**TRY IT**
Within the material below, count how many lines contain "Alert". Answer with only that number.

**DATA FOR REVIEW**

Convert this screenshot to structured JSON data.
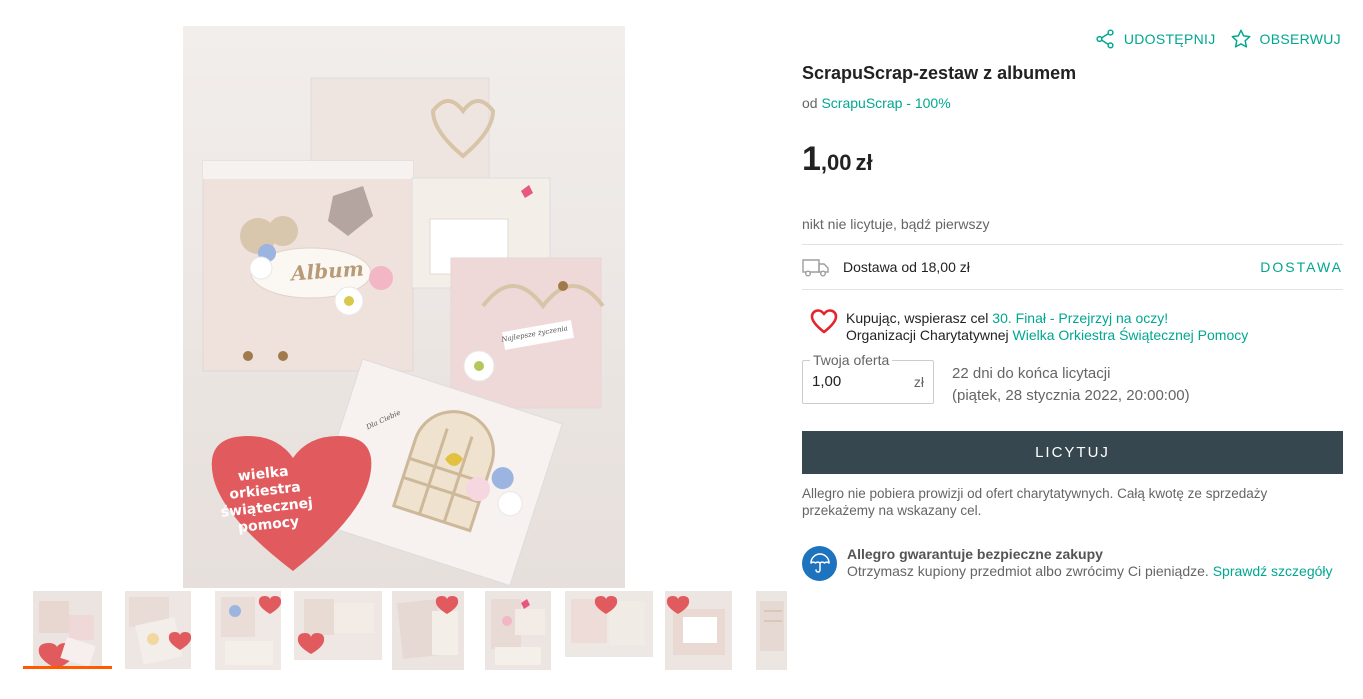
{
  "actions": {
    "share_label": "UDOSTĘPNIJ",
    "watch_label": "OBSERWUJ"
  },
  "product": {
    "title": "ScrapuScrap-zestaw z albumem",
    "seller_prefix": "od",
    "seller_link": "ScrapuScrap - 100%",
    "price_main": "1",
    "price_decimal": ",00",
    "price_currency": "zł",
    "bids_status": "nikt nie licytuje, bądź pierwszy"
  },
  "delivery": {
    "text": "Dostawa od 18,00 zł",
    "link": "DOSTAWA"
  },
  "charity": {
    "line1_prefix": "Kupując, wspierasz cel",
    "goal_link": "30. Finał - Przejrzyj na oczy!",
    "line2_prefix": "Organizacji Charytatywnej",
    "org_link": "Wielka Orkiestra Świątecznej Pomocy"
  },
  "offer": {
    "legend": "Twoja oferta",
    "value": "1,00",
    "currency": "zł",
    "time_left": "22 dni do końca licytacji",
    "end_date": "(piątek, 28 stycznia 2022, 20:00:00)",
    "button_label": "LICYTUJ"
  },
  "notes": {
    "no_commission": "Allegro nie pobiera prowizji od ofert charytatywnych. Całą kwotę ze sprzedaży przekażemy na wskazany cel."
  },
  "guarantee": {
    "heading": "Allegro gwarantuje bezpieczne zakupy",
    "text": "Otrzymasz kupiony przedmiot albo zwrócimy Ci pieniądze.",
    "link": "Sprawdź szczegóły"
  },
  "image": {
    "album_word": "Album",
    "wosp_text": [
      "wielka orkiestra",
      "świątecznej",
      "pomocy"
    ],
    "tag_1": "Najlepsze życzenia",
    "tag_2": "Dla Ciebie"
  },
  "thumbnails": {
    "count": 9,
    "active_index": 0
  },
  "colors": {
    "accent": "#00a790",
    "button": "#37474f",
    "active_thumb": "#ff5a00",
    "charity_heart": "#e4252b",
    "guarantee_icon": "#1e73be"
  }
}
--
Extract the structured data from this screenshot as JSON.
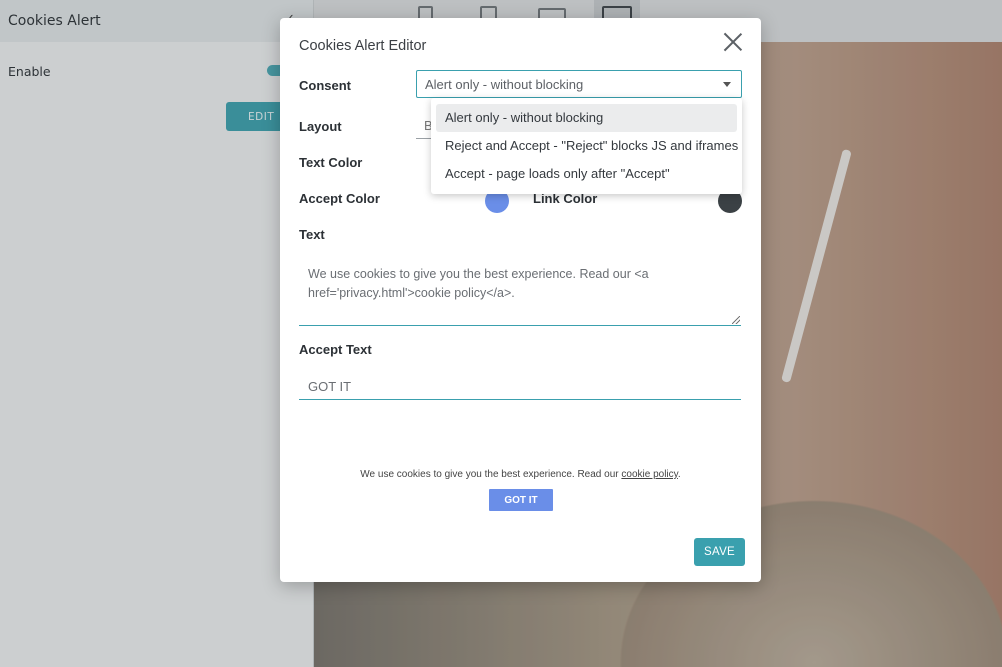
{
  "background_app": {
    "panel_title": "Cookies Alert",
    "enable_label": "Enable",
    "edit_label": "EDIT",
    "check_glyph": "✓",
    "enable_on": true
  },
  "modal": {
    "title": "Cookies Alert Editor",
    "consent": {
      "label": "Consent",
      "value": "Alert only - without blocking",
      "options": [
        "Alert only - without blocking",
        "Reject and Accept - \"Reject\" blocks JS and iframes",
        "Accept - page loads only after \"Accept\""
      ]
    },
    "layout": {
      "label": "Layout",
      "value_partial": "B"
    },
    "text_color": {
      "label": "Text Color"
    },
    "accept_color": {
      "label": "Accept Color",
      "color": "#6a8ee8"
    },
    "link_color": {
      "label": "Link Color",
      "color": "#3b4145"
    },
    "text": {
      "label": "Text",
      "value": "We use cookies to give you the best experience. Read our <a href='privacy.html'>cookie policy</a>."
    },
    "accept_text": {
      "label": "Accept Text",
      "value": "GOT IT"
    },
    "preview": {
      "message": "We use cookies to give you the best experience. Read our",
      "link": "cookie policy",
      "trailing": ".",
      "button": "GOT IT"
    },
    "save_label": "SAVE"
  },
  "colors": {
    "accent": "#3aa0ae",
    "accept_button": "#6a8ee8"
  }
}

**REPLY**
4